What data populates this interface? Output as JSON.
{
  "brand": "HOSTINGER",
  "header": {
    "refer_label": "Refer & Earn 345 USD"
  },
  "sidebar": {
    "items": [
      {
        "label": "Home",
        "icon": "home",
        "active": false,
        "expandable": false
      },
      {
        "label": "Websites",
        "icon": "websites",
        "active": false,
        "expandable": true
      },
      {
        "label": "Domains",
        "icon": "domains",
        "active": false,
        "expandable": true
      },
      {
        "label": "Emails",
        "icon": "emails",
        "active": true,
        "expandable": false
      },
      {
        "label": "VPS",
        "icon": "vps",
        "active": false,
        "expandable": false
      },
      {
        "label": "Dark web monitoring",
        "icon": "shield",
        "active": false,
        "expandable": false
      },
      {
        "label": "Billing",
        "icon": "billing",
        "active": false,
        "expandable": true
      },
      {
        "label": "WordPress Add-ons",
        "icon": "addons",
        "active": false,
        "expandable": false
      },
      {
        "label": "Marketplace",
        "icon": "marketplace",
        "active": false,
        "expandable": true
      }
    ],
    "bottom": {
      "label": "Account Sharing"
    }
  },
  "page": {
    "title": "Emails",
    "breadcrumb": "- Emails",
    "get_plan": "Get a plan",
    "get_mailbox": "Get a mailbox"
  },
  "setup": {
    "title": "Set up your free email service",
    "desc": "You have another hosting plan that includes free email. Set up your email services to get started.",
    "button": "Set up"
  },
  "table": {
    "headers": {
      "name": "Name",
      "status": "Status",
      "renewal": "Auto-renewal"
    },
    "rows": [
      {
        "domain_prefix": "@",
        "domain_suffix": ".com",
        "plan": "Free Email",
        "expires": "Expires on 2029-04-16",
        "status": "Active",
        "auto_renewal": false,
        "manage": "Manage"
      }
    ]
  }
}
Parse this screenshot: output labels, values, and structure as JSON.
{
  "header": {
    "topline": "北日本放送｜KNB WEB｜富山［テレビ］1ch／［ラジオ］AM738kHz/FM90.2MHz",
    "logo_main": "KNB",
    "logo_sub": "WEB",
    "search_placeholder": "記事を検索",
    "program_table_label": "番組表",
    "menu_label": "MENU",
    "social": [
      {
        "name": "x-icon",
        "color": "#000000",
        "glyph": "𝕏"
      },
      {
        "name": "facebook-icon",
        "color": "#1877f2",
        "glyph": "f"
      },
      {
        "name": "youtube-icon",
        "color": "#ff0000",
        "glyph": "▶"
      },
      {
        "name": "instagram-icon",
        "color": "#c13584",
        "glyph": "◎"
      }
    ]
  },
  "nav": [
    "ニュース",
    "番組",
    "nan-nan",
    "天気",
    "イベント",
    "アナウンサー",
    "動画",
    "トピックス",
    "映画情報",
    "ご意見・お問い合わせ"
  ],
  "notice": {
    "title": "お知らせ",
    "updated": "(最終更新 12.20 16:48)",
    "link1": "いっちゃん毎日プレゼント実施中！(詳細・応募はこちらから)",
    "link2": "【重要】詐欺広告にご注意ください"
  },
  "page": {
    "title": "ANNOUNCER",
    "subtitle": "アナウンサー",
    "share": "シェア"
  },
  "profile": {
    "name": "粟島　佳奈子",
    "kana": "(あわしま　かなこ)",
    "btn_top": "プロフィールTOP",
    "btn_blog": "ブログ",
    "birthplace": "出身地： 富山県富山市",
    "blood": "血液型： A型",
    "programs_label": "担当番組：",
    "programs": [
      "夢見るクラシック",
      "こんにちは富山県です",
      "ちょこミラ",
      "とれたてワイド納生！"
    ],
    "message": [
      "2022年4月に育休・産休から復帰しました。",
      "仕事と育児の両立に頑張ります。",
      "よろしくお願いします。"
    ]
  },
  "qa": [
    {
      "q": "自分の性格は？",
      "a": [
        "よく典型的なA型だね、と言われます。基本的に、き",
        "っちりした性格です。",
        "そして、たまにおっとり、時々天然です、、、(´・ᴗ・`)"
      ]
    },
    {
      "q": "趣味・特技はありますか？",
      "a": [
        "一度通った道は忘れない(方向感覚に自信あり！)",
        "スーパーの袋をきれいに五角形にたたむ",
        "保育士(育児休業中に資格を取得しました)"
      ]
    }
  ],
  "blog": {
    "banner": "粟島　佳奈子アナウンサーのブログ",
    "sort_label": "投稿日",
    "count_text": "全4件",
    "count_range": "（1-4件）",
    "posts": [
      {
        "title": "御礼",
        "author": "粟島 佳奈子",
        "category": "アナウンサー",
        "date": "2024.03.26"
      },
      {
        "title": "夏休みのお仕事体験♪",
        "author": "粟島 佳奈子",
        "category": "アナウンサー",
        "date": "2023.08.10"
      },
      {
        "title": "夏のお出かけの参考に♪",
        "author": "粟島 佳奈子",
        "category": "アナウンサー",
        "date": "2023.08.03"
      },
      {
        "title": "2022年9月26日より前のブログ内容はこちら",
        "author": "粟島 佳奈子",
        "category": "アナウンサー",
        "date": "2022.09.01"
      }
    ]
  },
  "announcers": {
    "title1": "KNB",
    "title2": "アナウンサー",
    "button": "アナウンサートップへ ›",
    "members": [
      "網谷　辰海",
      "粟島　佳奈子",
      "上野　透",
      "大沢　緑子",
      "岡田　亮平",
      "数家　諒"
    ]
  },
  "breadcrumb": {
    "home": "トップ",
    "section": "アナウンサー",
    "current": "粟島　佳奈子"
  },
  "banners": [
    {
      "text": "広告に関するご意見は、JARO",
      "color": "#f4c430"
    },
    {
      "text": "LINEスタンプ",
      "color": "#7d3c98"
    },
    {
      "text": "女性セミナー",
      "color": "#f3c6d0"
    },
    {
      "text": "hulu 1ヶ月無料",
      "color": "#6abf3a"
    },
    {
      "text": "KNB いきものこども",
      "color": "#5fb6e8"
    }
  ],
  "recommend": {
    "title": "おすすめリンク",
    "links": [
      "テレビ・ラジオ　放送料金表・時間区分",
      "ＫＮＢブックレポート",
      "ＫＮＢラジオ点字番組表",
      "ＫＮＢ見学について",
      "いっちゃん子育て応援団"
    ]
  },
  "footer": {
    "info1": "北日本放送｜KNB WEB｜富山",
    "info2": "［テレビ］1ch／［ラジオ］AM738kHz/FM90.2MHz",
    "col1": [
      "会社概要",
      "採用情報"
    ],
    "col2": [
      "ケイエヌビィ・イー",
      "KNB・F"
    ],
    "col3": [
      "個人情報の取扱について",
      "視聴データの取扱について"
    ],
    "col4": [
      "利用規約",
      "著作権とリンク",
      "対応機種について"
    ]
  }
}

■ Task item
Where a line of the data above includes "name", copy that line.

■ Solution
      "name": "Name",
        "name": "x-icon",
        "name": "facebook-icon",
        "name": "youtube-icon",
        "name": "instagram-icon",
    "name": "粟島　佳奈子",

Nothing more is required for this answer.